This separation of text from culture is thought to require as well as promote abstract, logical, and decontextualized thinking.
T[t]hose cultures without literacy or those communities that value other discourse forms may be perceived as having less civilized thinking” (p.210) 4.
Some international students were taught a very different way of writing in their native countries.
Chinese students, for instance, have a writing structure completely switched from American argumentative essay writing.
Undergraduate Courses ENG 100 Reading for College Across the Majors Students will learn to read college-level texts critically, analytically, and efficiently. ENG 216 Foundations of Literary Study: Critical Approaches This course will examine literary texts through the prism of different literary theories and other critical approaches and prepare students to undertake advanced literary interpretation and to produce literary critical writing.
Students will engage with texts from a variety of disciplines. ENG 215 Foundations of Literary Study: Genre The course examines a variety of literary genres (including fiction, poetry, drama, and nonfiction) within and across a range of historical periods and cultural and national contexts. This course will enable students to connect literary texts and critical approaches to their historical and social contexts.
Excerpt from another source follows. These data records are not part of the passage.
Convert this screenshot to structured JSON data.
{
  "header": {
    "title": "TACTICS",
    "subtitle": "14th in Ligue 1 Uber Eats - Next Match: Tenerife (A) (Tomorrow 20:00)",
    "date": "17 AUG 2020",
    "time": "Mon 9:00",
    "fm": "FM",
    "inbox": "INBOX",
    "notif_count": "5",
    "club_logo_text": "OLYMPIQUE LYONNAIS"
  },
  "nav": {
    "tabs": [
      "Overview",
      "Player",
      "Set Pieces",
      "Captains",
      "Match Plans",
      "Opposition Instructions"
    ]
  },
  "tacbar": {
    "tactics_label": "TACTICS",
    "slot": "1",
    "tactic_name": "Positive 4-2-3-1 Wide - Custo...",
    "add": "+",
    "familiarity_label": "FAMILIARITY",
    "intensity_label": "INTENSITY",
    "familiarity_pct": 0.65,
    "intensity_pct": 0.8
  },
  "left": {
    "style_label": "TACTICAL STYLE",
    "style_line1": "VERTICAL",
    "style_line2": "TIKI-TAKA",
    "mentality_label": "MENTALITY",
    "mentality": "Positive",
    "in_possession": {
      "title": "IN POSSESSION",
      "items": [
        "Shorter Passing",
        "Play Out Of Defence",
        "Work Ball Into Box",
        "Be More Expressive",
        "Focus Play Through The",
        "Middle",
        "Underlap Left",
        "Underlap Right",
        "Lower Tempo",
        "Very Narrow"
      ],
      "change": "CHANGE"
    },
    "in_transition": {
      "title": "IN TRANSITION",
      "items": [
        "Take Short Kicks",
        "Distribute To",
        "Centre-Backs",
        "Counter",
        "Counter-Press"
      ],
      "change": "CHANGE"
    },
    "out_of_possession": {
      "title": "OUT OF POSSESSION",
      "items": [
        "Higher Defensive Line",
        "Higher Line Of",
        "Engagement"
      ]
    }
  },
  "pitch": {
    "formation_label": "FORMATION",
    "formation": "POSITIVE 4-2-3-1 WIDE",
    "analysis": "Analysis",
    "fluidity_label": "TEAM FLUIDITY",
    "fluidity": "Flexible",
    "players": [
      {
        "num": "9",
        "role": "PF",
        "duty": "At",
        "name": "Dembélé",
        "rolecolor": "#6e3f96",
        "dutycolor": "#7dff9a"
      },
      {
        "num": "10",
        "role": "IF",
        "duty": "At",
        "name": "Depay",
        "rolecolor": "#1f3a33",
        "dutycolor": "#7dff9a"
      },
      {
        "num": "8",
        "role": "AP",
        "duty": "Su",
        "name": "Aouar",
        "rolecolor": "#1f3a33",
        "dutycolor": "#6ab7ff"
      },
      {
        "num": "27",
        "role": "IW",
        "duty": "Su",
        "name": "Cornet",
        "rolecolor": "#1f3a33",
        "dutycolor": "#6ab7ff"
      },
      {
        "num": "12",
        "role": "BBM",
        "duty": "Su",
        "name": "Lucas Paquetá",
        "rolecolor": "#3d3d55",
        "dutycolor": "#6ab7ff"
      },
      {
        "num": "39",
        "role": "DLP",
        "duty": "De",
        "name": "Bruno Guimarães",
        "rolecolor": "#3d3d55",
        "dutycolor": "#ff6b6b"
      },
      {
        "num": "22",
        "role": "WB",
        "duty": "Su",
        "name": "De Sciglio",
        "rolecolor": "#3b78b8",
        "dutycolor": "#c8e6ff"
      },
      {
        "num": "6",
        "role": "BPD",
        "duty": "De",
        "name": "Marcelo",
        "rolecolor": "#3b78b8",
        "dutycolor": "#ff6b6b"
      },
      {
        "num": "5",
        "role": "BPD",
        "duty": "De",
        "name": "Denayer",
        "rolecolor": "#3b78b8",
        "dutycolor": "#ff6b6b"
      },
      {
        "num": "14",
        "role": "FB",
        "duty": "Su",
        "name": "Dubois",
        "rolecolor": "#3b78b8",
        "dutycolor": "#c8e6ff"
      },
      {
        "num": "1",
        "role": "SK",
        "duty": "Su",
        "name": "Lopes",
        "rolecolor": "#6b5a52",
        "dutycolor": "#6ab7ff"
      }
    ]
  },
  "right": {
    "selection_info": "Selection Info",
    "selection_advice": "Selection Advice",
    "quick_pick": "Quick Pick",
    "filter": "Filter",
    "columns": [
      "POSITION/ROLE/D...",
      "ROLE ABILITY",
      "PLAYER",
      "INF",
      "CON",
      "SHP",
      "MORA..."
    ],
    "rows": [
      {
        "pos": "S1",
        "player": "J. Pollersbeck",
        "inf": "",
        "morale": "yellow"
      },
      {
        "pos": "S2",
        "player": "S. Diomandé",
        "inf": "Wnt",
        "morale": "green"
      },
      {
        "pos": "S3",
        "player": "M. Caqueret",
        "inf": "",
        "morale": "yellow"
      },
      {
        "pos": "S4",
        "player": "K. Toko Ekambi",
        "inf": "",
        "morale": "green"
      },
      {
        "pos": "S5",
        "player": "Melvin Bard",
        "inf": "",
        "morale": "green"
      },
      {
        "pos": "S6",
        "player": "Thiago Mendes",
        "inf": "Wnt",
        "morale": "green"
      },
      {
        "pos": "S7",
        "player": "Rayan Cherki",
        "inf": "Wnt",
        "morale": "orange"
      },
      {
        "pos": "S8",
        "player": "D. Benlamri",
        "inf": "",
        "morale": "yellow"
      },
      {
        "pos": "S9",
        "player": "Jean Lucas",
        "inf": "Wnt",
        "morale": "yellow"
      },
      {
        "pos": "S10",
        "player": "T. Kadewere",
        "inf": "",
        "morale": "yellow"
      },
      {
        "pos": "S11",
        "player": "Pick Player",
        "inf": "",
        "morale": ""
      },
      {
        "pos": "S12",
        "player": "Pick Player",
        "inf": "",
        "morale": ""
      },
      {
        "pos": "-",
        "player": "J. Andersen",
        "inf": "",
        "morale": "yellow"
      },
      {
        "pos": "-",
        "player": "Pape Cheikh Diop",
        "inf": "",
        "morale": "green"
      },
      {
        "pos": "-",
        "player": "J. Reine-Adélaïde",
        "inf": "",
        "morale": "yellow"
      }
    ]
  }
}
Even if the peer team has appropriate documentation, which allows some form of cross-checking, and they observe facilities and practices first-hand, they tend to see and assimilate only a tiny fragment of the entire institutional operation.Peer reviewers are encouraged to ask questions but they are not trained as investigators. There is very little attempt to challenge the preconceptions and prejudices of peers — after all their views are to be ‘respected’. 3–20 (Buckingham, Open University press and Society for Research into Higher Education). ENG 231 Early African American Literature - Fulfills Gen Ed Foundations - Philosophy & Literature requirement, Cultures - Global Perspectives requirement; English Elective Category A; Historical Requirement - 18th-19th Century Literature Analysis and discussion of discourse written by and about African Americans during the formative years of this nation. Emphasizes literary discourse as a means of defining African American consciousness and community and understanding how the communities African Americans inhabit shaped their discursive expression. The little ‘training’ or ‘briefing’ given to peer groups is usually about what areas need to be examined and the sorts of things on which to focus. Woodhouse, D., 1999, ‘Quality and Quality Assurance' in Organisation for Economic Co-Operation and Development (OECD), 1999, Quality and Internationalisation in Higher Education, pp.Peers are rarely trained how in Chile, for example, suggested that, even in the newly developing private university sector, peer reports, in 90 per cent of cases were simply confirming what the institutions already knew and, furthermore, the prior experience of peer reviewers tends to influence the outcome of reports Green, D., 1994, ‘What is quality in higher education? 29–44, Programme on Institutional Management in Higher Education (IMHE), Paris, OECD.Besides enhancing these foundational skills, the course will highlight the pleasures and excitements a lifetime of reading offers. Examines the interaction between scientific change and the resulting ethical questions as depicted in fictional texts. Examines these tales as works of art in their own right and also as metaphors expressing a society’s major values, themes, and preoccupations. Emphasis will be on short stories written by authors from diverse cultural backgrounds and contexts. ENG 203 World Literature - Fulfills Gen Ed Foundations - Philosophy & Literature requirement Readings of major drama, poetry, and novels from medieval times to the present, translated from major European and world languages. ENG 232 Modern African American Literature - Fulfills English Elective Category A; Historical Requirement - 19th & 20th Century Literature Analysis and discussion of discourse by and about African Americans primarily written during the twentieth century. Prerequisite for 300/400-level English courses in applied linguistics. Readings of tragedy and comedy will be augmented by considerations of ancient dramatic theory and the possibilities of performance on the ancient and modern stage.